TUSTIN — “THE GEM OF THE VALLEY”
The old saying that “the choicest articles are put up in small packages,” may not inaptly be applied to Tustin. While the village proper is small, and the surrounding country directly tributary to it is not of large area, the location is one early selected in the development of Southern California as being especially desirable. In confirmation of the wisdom of its founders, the settlement has for years had a more than local celebrity for its luxuriant tree growth, the variety and quality of its productions, and the extent of its shaded avenues; as well as for the excellence of its society, and the many beautiful homes of its residents.
Favored with a soil unsurpassed in the State, and being, even in this unusually dry year, amply supplied with water for irrigation, horticulture and intensive farming have naturally become the leading pursuits. While almost everything that mother earth can produce is grown in some measure, from apples to bananas, and from oranges to corn and barley; still for commercial purposes the orange, walnut, apricot, olive, lemon and peach may be named as the principal orchard products, and barley, corn, alfalfa, potatoes and peanuts as farming crops.
The orange is seen in every stage, from the tender seed bud shoot, a few inches high, to the twenty years old seedling tree, which has borne well nigh a ton of fruit in a single season. In favorable years the apricot approaches the orange in profit, and the acreage planted has been increasing.
The English or Persian walnut thrives in the climate of these coast valleys far better than in the interior, and is a favorite with orchardists, being easily cared for and paying well when grown in the deep loam soils which best suit it.

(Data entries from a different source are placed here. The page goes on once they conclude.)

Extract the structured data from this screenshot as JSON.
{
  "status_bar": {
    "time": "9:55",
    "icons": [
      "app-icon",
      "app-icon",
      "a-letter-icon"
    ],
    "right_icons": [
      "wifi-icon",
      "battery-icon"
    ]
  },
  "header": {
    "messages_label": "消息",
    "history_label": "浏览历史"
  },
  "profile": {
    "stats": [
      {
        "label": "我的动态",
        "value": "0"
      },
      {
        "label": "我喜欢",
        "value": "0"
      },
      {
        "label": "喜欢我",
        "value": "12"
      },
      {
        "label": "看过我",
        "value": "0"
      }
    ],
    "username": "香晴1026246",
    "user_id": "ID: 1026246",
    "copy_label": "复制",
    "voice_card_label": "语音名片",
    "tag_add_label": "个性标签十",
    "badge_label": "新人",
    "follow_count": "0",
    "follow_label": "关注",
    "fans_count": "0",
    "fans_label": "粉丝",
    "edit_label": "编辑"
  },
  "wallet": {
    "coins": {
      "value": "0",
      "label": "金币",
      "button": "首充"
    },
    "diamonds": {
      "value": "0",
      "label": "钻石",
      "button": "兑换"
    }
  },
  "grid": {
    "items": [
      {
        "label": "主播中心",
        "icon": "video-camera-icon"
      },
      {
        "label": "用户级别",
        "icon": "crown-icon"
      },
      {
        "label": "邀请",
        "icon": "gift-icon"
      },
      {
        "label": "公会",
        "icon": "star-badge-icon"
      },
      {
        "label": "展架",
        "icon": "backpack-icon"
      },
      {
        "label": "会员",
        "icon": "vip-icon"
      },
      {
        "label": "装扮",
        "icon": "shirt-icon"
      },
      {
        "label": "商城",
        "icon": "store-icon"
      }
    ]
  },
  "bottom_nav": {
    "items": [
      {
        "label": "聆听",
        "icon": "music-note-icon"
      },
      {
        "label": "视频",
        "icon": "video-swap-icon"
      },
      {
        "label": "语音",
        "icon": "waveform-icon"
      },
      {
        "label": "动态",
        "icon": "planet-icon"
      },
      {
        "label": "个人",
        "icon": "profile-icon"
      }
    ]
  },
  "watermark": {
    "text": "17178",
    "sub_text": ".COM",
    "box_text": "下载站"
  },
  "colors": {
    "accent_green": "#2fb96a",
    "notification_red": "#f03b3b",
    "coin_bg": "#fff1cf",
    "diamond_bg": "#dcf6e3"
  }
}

The town has the usual facilities afforded by a bank, a number of stores and other places of business; has three church organizations and edifices; the public school is not excelled in the county, either in its standing or in the accommodation enjoyed by the more than two hundred pupils. The Tustin Hotel reopened in October for the winter season, and furnishes an agreeable sojourning place for tourists and homeseekers. With railroad stations of the Southern Pacific and Santa Fe systems within our limits. we are readily accessible to and from all outside points. A horse-car line connects with Santa Ana, the county seat of Orange county, three miles distant, and excellent roads, for either driving or cycling, lead in all directions.
The pleasure-seeker can reach the sea-beach within a few miles, or the shaded picnic grounds and running stream of a mountain canon as readily in another direction. In winter, looking across fields green with growing barley, and orange groves laden with ripening fruit, over the hills covered with clover and wild oats, and still on across the hidden valley beyond, the eye finally rests on lines of snow clad mountains, forty miles away, the dazzling whiteness of their summits presenting a sharp contrast in the soft sunlight to the verdure of the foreground. In summer, the days are rarely hot or oppressive, and the nights are delightfully cool.
E. D. Buss
(Land of Sunshine, November 1894)